I start with JOY!
This year I brought in 6 rolls of toilet paper, one roll for each table group. My instructions were simple: take as much as you need. Fortunately, my students had not encountered this particular “ice breaker” before and the room erupted in laughter. Some students were puzzled and opted to take only a few squares; others went nuts! After all students had “what they needed,” I explained that for each square, they were to reveal one “fun fact” about themselves to their table group.
I modeled the activity by sharing 4 or 5 fun facts about myself. I told them that I drive a red, Volkswagen Beetle convertible and that it is my “mid-life crisis car.” I also told them that my mom nicknamed me, “Popcorn” when I was a toddler because of my blonde curly hair. My students got a kick out of these “fun facts,” and a positive energy emerged as they shared their own story tidbits!
In my opinion, focusing on getting to know each other from the “get go” is way more important than presenting any syllabus!
Even if your school year has already begun, you can still use an icebreaker exercise in your classroom.
Joy, as you may have read in the book, Joy Starts Here, means that we are “glad to be together.” And in order to be happy to be together, students need to get to know each other as early in the year as possible. For my students, this joy building process begins on day one–before I know their names!
This brings me to the first homework assignment: Create a nametag and decorate it with 3 symbols that represent what’s important to you. I then allow students to choose from an array of colorful cardstock.
On day two, students bring in their nametags, and the joy building process continues.

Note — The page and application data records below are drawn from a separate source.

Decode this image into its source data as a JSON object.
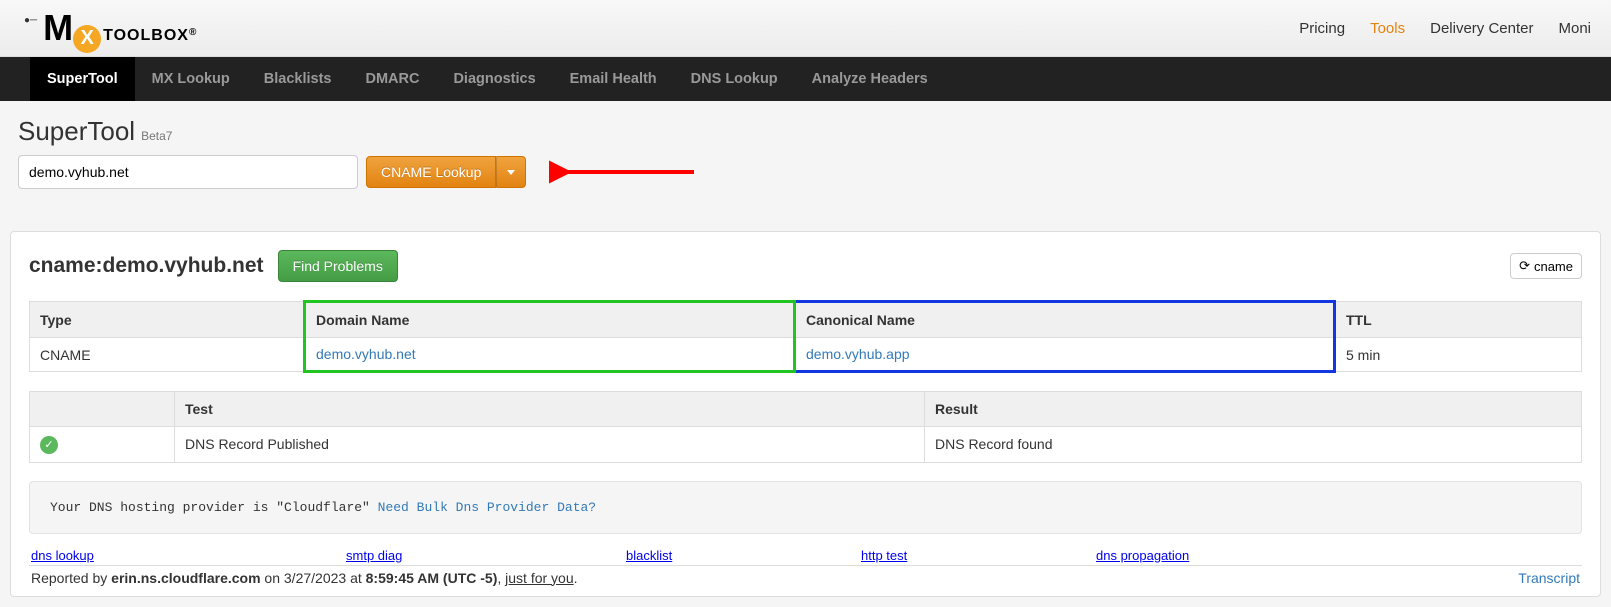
{
  "topnav": {
    "items": [
      "Pricing",
      "Tools",
      "Delivery Center",
      "Moni"
    ],
    "active_index": 1
  },
  "logo": {
    "m": "M",
    "x": "X",
    "toolbox": "TOOLBOX",
    "reg": "®"
  },
  "toolnav": {
    "items": [
      "SuperTool",
      "MX Lookup",
      "Blacklists",
      "DMARC",
      "Diagnostics",
      "Email Health",
      "DNS Lookup",
      "Analyze Headers"
    ],
    "active_index": 0
  },
  "page": {
    "title": "SuperTool",
    "beta": "Beta7"
  },
  "search": {
    "value": "demo.vyhub.net",
    "button_label": "CNAME Lookup"
  },
  "result": {
    "title": "cname:demo.vyhub.net",
    "find_problems_label": "Find Problems",
    "refresh_label": "cname"
  },
  "table1": {
    "headers": {
      "type": "Type",
      "domain": "Domain Name",
      "canonical": "Canonical Name",
      "ttl": "TTL"
    },
    "row": {
      "type": "CNAME",
      "domain": "demo.vyhub.net",
      "canonical": "demo.vyhub.app",
      "ttl": "5 min"
    }
  },
  "table2": {
    "headers": {
      "test": "Test",
      "result": "Result"
    },
    "row": {
      "test": "DNS Record Published",
      "result": "DNS Record found"
    }
  },
  "info": {
    "text": "Your DNS hosting provider is \"Cloudflare\"  ",
    "link": "Need Bulk Dns Provider Data?"
  },
  "retest": {
    "items": [
      "dns lookup",
      "smtp diag",
      "blacklist",
      "http test",
      "dns propagation"
    ]
  },
  "reported": {
    "prefix": "Reported by ",
    "server": "erin.ns.cloudflare.com",
    "on": " on 3/27/2023 at ",
    "time": "8:59:45 AM (UTC -5)",
    "comma": ", ",
    "justforyou": "just for you",
    "period": ".",
    "transcript": "Transcript"
  }
}
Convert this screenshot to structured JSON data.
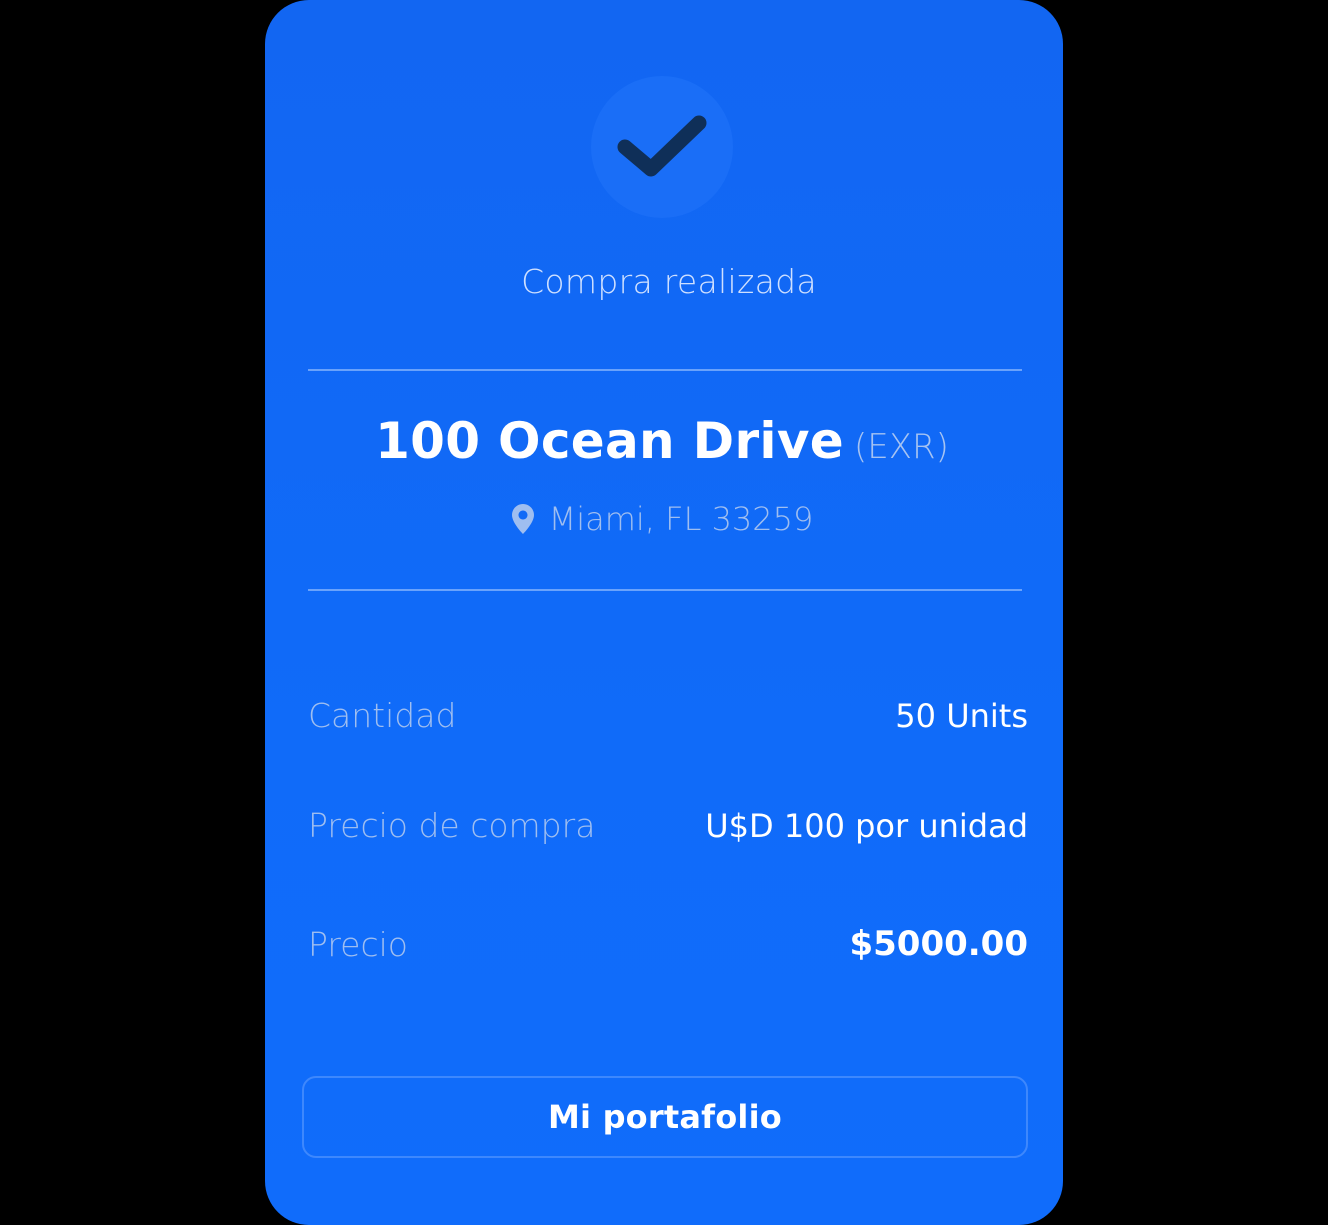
{
  "status": {
    "icon": "check-icon",
    "title": "Compra realizada"
  },
  "property": {
    "name": "100 Ocean Drive",
    "ticker": "(EXR)",
    "location_icon": "map-pin-icon",
    "location": "Miami, FL 33259"
  },
  "details": {
    "quantity_label": "Cantidad",
    "quantity_value": "50 Units",
    "unit_price_label": "Precio de compra",
    "unit_price_value": "U$D 100 por unidad",
    "total_label": "Precio",
    "total_value": "$5000.00"
  },
  "actions": {
    "portfolio_label": "Mi portafolio"
  },
  "colors": {
    "card_background": "#106bf9",
    "check": "#0f2f58",
    "muted_text": "#9fbef0",
    "page_background": "#000000"
  }
}
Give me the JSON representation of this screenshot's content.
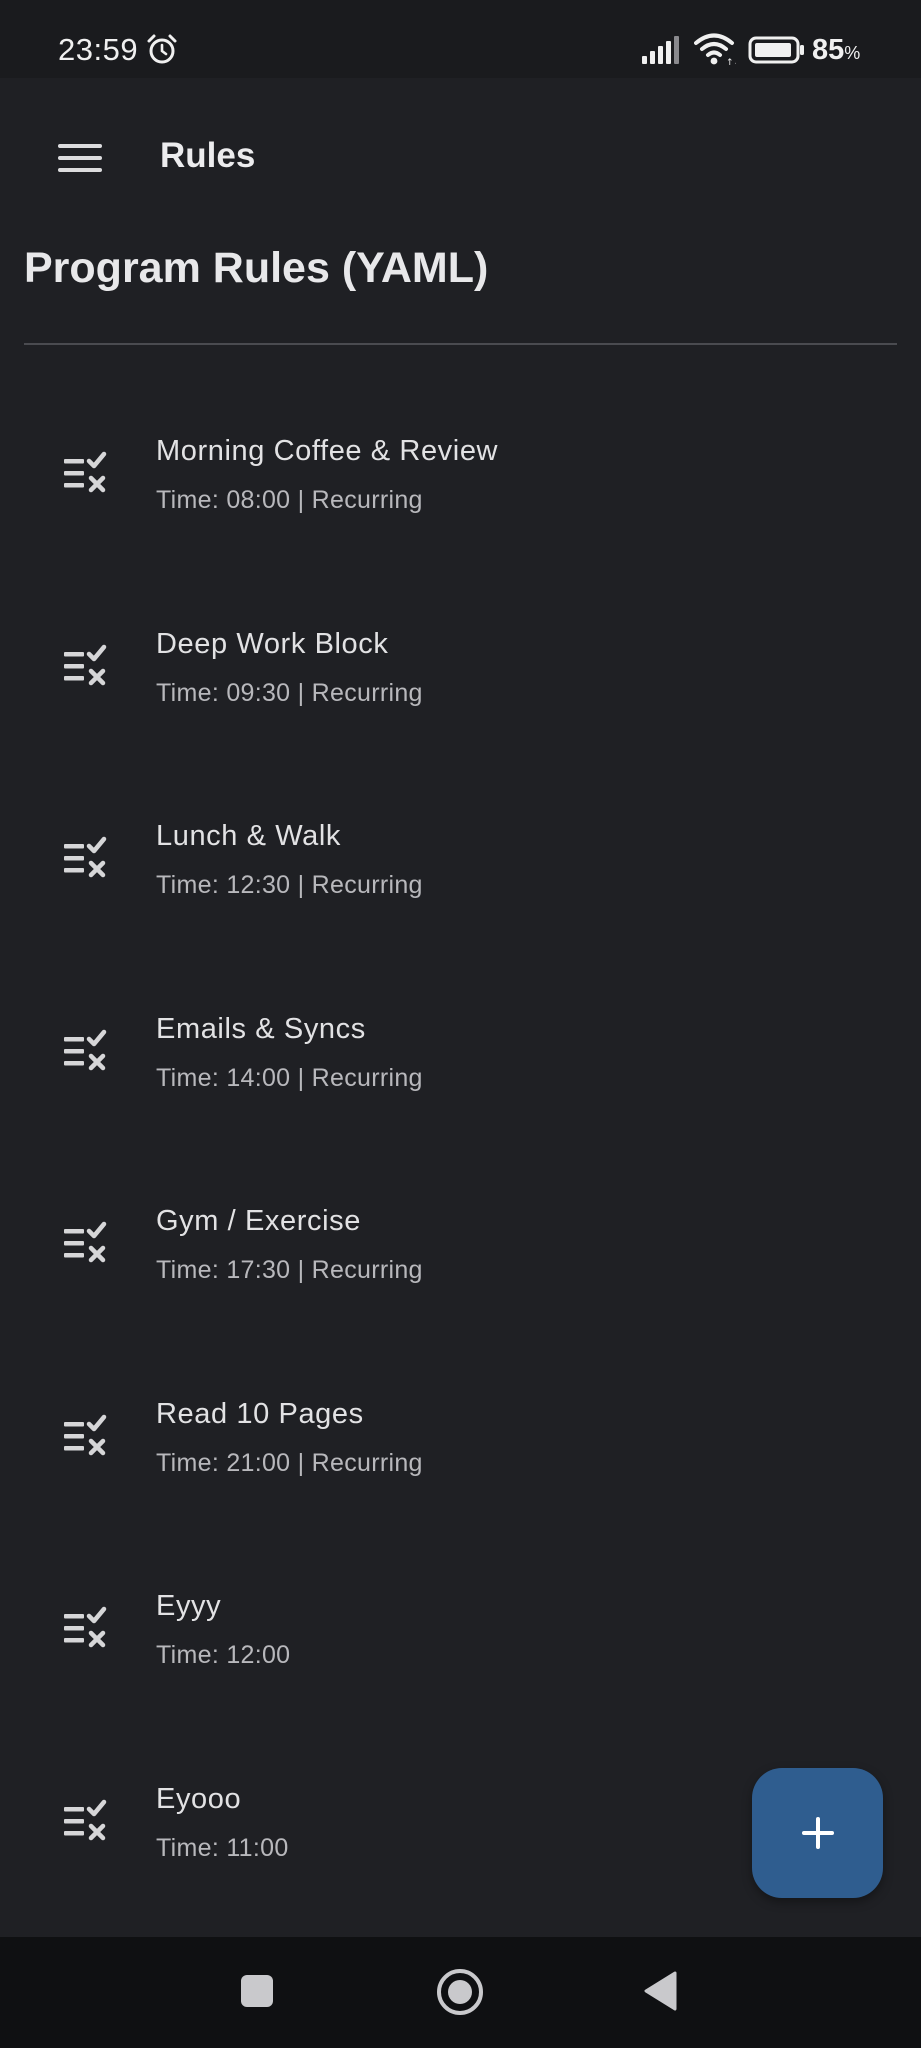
{
  "status_bar": {
    "time": "23:59",
    "battery_level": "85",
    "battery_unit": "%",
    "icons": [
      "alarm-icon",
      "signal-icon",
      "wifi-icon",
      "battery-icon"
    ]
  },
  "app_bar": {
    "menu_icon": "hamburger-menu-icon",
    "title": "Rules"
  },
  "page": {
    "title": "Program Rules (YAML)"
  },
  "rules": [
    {
      "title": "Morning Coffee & Review",
      "subtitle": "Time: 08:00 | Recurring",
      "icon": "checklist-icon"
    },
    {
      "title": "Deep Work Block",
      "subtitle": "Time: 09:30 | Recurring",
      "icon": "checklist-icon"
    },
    {
      "title": "Lunch & Walk",
      "subtitle": "Time: 12:30 | Recurring",
      "icon": "checklist-icon"
    },
    {
      "title": "Emails & Syncs",
      "subtitle": "Time: 14:00 | Recurring",
      "icon": "checklist-icon"
    },
    {
      "title": "Gym / Exercise",
      "subtitle": "Time: 17:30 | Recurring",
      "icon": "checklist-icon"
    },
    {
      "title": "Read 10 Pages",
      "subtitle": "Time: 21:00 | Recurring",
      "icon": "checklist-icon"
    },
    {
      "title": "Eyyy",
      "subtitle": "Time: 12:00",
      "icon": "checklist-icon"
    },
    {
      "title": "Eyooo",
      "subtitle": "Time: 11:00",
      "icon": "checklist-icon"
    }
  ],
  "fab": {
    "icon": "plus-icon"
  },
  "nav_bar": {
    "icons": [
      "recents-icon",
      "home-icon",
      "back-icon"
    ]
  },
  "colors": {
    "background": "#1f2024",
    "fab": "#2f5d8f",
    "text_primary": "#e2e2e4",
    "text_secondary": "#b8b8bc"
  }
}
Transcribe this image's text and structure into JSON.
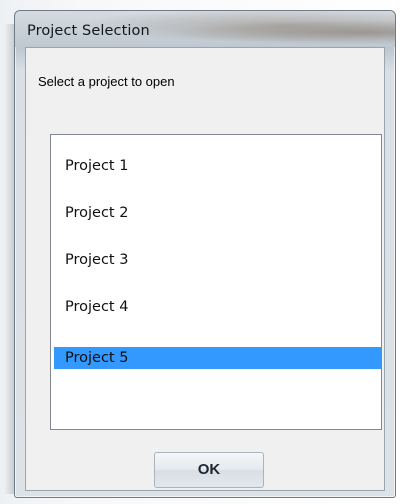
{
  "window": {
    "title": "Project Selection"
  },
  "dialog": {
    "prompt": "Select a project to open",
    "projects": [
      {
        "label": "Project 1",
        "selected": false
      },
      {
        "label": "Project 2",
        "selected": false
      },
      {
        "label": "Project 3",
        "selected": false
      },
      {
        "label": "Project 4",
        "selected": false
      },
      {
        "label": "Project 5",
        "selected": true
      }
    ],
    "ok_label": "OK"
  },
  "colors": {
    "selection": "#3399ff",
    "title_text": "#101820"
  }
}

Please enjoy the slideshow from our first day of school. These photos “tell the story” of our joy building exercise better than I can!